I've decided to give the Hard Luck Hive another shot. What is this, the forth attempt? Anyway, I set the hive back up in that nice dappled-sun area by the greenhouse in my back yard. I put 3 boxes on the Warré hive, put on my veil and my gloves and opened the big box. It was big for a reason! There must have been five pounds of bees inside. After spraying them down a bit with water, I shook them into the upper box of the Warré. All around me the dryer bees flew up and buzzed around; but they were so docile that they didn't even pretend to be upset as I put the top bars back into place and fiddled around with the Warré quilt and roof assembly. No stings whatsoever this time.
Because there have been so many absconding swarms this year noted by newbeeks on all the lists, I've tried a trick from several experienced beeks who were posting to different discussion groups: If you want to avoid absconsion, use a queen excluder for the first few days until they start bringing in pollen. My Hard Luck Hive stand is constructed so that there is a raised rim between the lowest box and the bottom board. I placed the excluder over that rim and set the boxes over it, which hold it in place. Now the bees in K&M's kTBH hadn't been very easily able to go in and out through the excluder, but these gals just seemed to ignore it and right away started moving in and out as pretty as you please. I can easily remove the excluder by sliding it out in a few days. For right now, 24 hours later, the bees seem at home, making orientation flights and even sampling the borage blossoms in the back yard.
It's been a strange year for the bees here in Oregon: a cold snap right as Spring began, then a quick spell of sunlight, then almost constant rain from mid-March until just this weekend. Timing is off for everything related to the bees. Some beeks have even had to feed their bees well into Spring, according to Ken at the Beek Association. It seems to have delayed some swarming, because all of a sudden, like my box o' bees, the swarms are beginning to issue now that there is sunshine. There's no news from the grove of bee trees. But I expect they'll be swarming next. I'm looking to fill out the 'Biodynamic Lang' and the redwood Warré here very soon.
But I doubt I'll soon get any more already boxed up and ready to go ... for free!
This blog originates in Pleasant Hill/Dexter, Oregon. I try to summarize those little tips and bits of information and experience that no one who writes bee books bothers to explain. I've gathered up what lessons I could from 7 years (so far) of hands-on learning "the hard way"; from asking a lot of questions of seasoned, experienced Beeks; and from paying attention to the 'Net. My name is Tom Warren. [The picture above is of Molly, Ed, Sean and Twinkle, in the Eagle's Rest Garden and Beeyard]

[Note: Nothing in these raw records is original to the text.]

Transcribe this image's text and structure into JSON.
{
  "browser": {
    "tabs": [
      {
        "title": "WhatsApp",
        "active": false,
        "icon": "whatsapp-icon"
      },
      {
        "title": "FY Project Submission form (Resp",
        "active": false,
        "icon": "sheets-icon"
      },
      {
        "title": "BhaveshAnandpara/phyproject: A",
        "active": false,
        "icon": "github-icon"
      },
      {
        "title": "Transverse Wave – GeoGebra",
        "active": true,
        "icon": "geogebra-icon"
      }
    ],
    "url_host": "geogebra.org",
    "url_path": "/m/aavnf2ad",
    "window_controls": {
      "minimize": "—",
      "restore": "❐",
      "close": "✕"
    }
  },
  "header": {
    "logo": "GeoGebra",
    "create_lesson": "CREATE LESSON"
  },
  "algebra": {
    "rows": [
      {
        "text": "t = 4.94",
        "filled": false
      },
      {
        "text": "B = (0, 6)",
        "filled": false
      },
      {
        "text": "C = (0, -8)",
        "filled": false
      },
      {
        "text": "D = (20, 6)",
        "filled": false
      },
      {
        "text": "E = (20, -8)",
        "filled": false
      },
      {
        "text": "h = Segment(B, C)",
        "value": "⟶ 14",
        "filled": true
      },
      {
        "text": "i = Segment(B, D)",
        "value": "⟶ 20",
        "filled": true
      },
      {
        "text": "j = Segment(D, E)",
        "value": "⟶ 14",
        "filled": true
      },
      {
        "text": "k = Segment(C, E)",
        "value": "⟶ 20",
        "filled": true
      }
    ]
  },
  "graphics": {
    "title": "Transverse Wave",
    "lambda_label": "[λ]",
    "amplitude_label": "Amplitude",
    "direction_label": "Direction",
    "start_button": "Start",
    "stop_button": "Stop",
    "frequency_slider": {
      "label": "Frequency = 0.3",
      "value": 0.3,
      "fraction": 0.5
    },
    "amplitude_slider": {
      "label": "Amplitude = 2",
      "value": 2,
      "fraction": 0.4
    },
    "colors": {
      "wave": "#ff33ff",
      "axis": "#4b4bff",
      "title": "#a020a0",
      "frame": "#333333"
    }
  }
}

Like many bee blogs, this one tends to not get updated with new posts like it should. (Lots of beeks give up on their blogs because they get busy with the hives and don't come in and sit at the computer) I quit beating myself up about no new posts, instead I've been told that the links and resources being present and updated makes this blog good enough to keep me at it. I'm keeping it active, even if it doesn't look like it. Patience, y'all.
Cut to the Chase ....
If you need to get started keeping bees real quick, THIS SECTIONwill give you tips and guidance on the things you need to do, in the order you need to do them. Then, Dear Reader, start from the bottom up and read about one Newbeek's meanderings toward how to save some of the bees ...